Exercise brief = In the data below, give the number of lines that contain the word "JSON". Nothing else is needed.

Input data =
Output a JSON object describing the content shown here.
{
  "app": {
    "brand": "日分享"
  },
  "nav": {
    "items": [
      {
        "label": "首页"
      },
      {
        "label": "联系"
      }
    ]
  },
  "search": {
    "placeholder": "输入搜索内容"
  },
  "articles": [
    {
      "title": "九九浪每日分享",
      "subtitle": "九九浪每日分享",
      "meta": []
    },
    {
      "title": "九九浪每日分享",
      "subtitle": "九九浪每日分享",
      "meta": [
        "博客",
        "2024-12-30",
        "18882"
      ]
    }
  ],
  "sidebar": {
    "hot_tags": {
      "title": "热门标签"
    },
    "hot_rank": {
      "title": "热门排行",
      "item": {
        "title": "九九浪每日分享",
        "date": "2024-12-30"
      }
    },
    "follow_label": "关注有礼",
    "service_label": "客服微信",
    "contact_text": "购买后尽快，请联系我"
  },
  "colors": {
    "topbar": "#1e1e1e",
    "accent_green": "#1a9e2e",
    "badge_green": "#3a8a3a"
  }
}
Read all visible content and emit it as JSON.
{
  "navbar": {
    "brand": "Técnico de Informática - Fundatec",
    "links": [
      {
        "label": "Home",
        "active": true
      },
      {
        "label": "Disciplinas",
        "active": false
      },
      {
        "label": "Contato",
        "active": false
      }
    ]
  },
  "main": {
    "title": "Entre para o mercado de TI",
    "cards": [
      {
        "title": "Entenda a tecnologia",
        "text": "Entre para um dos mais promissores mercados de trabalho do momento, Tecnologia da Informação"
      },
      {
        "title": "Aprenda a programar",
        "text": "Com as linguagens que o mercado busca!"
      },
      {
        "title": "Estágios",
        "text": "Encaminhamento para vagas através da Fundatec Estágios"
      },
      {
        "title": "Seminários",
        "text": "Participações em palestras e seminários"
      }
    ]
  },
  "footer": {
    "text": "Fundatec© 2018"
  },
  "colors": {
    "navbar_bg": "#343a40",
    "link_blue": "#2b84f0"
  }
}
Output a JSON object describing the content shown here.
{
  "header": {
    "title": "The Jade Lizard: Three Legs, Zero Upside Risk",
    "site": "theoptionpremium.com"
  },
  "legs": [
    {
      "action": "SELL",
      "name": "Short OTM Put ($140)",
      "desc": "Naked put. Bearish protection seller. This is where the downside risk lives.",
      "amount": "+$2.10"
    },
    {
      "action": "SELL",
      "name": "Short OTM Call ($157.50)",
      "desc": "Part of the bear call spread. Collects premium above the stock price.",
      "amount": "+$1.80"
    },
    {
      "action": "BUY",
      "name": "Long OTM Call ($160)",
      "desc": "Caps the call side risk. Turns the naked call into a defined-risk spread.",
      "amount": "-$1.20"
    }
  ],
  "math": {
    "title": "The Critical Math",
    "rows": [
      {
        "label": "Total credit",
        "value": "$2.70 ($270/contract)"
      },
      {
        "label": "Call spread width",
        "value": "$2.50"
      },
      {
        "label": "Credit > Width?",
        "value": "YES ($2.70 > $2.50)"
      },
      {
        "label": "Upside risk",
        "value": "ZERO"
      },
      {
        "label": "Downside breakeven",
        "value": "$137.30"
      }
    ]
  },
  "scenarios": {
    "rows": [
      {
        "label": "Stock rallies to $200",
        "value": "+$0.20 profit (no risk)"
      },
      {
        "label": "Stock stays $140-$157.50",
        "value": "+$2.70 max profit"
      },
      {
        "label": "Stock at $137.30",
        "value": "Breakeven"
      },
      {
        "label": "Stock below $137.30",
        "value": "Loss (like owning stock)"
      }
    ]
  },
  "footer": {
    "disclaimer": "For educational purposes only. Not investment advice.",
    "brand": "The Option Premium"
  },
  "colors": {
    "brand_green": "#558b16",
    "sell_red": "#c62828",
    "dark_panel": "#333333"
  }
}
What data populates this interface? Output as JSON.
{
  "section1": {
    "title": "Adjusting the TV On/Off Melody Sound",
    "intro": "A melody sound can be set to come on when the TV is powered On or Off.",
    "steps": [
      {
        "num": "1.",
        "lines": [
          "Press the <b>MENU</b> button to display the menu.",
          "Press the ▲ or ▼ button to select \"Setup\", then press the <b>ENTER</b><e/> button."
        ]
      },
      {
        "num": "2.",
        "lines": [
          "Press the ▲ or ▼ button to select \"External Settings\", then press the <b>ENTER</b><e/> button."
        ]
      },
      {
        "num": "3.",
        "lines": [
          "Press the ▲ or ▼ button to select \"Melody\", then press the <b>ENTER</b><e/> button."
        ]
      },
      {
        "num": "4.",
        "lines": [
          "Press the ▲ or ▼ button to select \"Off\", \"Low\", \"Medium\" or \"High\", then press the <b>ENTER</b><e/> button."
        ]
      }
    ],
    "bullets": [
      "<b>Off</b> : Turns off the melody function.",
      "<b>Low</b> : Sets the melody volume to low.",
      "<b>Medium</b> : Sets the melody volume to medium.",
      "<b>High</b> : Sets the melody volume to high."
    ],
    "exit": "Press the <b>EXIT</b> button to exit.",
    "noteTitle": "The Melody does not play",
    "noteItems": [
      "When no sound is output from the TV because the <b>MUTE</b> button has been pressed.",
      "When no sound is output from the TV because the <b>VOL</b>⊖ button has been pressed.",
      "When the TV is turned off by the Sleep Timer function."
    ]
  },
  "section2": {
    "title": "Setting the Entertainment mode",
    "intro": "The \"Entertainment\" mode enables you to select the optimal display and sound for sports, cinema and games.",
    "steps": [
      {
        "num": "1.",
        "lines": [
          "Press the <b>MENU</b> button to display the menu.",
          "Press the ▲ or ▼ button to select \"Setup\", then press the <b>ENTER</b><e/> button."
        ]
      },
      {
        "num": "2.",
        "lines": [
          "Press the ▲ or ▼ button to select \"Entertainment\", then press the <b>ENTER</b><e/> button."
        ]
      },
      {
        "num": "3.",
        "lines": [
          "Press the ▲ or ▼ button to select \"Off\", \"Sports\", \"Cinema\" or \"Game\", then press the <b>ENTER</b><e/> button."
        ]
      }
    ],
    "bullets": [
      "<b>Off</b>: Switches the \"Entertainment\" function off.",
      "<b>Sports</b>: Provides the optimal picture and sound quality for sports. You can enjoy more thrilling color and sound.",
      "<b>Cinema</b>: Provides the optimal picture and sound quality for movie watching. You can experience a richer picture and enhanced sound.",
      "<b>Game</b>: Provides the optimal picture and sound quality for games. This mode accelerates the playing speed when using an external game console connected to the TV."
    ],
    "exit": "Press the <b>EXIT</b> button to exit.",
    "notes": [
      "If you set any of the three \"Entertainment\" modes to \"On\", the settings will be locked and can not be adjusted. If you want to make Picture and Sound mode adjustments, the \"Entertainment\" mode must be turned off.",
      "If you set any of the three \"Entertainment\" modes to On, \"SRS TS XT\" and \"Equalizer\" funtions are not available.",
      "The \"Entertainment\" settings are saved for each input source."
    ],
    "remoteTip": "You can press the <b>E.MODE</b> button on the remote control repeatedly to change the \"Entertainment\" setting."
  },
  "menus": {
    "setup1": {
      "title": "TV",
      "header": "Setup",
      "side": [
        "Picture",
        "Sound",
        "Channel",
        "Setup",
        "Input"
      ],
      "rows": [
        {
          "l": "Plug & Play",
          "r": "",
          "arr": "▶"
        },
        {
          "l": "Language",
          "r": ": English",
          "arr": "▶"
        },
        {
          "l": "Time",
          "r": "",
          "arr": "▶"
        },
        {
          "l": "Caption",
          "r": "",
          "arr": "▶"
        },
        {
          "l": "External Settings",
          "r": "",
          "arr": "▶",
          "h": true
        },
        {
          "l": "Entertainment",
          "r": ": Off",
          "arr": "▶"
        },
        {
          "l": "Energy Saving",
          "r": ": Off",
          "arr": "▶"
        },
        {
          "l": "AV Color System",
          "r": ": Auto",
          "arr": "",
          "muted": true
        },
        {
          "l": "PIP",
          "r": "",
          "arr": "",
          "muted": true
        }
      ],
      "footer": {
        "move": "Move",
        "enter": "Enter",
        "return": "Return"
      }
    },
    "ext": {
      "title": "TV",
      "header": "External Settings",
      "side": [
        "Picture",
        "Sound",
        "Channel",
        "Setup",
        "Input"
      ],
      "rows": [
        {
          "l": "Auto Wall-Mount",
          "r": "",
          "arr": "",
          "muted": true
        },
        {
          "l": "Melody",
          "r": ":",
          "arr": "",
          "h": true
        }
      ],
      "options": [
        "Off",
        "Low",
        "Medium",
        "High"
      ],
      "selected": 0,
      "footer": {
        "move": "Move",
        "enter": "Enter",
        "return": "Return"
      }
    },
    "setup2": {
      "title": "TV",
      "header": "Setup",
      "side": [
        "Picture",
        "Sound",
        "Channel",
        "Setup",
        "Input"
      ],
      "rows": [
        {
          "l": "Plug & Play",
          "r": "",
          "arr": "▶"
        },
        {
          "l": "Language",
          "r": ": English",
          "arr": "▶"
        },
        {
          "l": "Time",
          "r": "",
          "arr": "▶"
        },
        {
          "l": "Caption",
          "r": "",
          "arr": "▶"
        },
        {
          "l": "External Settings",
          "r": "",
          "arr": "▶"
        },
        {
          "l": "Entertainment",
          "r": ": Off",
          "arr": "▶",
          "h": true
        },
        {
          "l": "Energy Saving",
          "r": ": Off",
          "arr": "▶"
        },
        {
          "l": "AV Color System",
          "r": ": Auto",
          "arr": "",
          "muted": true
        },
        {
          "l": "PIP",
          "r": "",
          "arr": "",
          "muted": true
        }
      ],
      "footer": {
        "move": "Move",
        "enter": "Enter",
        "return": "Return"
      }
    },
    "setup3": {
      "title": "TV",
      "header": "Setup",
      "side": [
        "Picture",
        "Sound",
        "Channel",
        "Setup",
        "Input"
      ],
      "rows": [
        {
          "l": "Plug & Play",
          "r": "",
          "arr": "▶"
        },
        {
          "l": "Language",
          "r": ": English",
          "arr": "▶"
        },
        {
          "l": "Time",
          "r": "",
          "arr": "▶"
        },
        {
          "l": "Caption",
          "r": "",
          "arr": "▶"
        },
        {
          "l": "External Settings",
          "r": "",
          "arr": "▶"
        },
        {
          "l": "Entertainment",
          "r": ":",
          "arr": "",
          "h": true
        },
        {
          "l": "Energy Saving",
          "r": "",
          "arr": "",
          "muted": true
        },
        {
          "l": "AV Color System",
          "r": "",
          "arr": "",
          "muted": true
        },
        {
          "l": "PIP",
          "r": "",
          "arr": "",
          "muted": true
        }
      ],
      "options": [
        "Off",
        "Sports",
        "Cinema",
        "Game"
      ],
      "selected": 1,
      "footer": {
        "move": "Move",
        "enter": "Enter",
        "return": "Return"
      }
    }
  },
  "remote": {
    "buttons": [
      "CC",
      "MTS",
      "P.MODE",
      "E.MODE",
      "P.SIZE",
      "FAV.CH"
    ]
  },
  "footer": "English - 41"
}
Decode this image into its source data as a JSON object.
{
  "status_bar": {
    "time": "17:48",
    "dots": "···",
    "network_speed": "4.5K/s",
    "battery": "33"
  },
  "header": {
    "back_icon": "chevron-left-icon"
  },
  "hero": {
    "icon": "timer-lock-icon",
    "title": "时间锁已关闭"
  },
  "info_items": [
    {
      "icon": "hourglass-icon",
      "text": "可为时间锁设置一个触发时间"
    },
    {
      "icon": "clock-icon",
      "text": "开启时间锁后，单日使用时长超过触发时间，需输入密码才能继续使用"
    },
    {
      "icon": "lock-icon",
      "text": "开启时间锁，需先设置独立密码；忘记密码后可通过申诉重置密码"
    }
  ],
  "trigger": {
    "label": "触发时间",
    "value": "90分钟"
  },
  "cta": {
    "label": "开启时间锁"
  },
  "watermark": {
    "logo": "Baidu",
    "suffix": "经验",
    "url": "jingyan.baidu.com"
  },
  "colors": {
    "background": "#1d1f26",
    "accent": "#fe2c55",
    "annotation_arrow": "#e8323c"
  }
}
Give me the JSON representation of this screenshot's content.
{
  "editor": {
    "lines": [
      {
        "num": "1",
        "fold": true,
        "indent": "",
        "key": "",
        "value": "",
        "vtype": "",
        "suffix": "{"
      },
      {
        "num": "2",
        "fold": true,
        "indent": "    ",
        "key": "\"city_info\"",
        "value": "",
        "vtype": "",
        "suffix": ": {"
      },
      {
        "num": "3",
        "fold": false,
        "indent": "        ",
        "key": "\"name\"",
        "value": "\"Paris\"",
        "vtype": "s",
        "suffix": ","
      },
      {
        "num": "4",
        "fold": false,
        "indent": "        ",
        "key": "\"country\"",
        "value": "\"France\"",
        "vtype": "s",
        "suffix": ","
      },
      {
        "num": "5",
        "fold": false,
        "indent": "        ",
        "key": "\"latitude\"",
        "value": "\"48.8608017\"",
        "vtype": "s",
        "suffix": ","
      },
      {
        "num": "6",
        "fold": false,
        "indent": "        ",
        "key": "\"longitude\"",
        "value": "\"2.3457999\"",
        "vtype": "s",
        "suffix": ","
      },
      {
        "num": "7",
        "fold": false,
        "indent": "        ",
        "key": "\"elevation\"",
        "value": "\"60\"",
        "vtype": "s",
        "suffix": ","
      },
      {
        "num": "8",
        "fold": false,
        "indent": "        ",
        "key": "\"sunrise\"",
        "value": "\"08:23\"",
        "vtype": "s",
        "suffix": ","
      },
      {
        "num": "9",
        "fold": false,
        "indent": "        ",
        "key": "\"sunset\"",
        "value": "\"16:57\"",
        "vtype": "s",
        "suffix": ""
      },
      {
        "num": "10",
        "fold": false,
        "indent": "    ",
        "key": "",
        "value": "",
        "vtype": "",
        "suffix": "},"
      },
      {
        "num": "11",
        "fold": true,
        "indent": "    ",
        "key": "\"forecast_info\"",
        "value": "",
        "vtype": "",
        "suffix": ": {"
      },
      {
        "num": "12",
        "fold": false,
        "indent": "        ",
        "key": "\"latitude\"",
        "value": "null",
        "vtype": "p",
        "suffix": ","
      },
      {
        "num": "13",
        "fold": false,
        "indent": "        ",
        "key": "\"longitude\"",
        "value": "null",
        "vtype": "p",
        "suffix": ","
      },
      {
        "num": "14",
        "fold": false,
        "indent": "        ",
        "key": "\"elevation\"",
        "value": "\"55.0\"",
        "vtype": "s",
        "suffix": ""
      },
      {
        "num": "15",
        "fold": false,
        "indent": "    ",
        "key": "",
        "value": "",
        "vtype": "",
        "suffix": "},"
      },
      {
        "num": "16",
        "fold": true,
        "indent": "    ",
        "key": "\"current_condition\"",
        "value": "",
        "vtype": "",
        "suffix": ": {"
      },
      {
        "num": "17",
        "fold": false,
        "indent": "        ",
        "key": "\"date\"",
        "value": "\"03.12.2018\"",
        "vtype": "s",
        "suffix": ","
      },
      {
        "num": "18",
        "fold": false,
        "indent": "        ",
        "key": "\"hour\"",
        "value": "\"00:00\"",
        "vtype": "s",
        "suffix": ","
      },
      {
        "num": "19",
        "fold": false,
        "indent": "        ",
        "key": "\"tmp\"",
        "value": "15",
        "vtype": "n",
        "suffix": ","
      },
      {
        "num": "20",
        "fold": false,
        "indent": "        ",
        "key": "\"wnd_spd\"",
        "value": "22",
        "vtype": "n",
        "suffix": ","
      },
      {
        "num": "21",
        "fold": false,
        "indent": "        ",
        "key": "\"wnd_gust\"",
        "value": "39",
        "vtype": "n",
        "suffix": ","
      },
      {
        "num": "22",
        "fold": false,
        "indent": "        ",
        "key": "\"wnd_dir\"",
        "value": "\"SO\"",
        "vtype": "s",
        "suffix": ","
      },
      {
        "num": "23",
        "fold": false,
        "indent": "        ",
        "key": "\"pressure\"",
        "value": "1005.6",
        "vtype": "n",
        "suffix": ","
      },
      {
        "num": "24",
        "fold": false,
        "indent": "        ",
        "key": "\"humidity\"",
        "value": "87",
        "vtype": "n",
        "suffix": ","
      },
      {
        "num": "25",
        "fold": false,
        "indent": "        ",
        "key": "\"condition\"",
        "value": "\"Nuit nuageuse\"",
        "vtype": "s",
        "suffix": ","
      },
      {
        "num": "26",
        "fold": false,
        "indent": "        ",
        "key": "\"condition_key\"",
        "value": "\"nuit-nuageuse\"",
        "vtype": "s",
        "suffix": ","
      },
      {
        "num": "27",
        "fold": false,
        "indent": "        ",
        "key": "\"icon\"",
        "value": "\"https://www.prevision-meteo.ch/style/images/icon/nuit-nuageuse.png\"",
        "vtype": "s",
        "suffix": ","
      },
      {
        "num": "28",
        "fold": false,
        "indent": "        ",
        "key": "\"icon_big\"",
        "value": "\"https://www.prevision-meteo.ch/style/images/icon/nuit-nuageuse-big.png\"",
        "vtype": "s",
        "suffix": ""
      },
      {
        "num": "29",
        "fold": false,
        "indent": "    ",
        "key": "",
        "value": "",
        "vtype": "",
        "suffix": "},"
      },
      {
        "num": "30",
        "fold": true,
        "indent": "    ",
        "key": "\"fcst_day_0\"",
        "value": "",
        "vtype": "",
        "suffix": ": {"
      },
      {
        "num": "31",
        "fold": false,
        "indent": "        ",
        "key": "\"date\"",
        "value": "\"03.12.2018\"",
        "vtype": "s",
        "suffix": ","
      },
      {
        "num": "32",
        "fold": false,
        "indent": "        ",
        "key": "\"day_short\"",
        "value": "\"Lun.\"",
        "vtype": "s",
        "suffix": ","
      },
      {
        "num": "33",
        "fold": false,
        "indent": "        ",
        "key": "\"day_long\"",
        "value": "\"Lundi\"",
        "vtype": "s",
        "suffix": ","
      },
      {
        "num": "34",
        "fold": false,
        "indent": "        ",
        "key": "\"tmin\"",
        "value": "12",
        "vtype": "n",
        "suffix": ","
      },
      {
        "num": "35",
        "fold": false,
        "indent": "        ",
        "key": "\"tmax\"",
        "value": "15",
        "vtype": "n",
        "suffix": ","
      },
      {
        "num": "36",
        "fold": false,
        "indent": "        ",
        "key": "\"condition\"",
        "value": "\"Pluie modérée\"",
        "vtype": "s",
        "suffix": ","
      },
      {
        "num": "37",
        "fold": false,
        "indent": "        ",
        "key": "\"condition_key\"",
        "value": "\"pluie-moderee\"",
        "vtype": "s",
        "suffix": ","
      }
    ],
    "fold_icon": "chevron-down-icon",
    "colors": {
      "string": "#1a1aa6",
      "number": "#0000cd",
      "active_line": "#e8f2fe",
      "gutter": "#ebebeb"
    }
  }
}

Reply = 6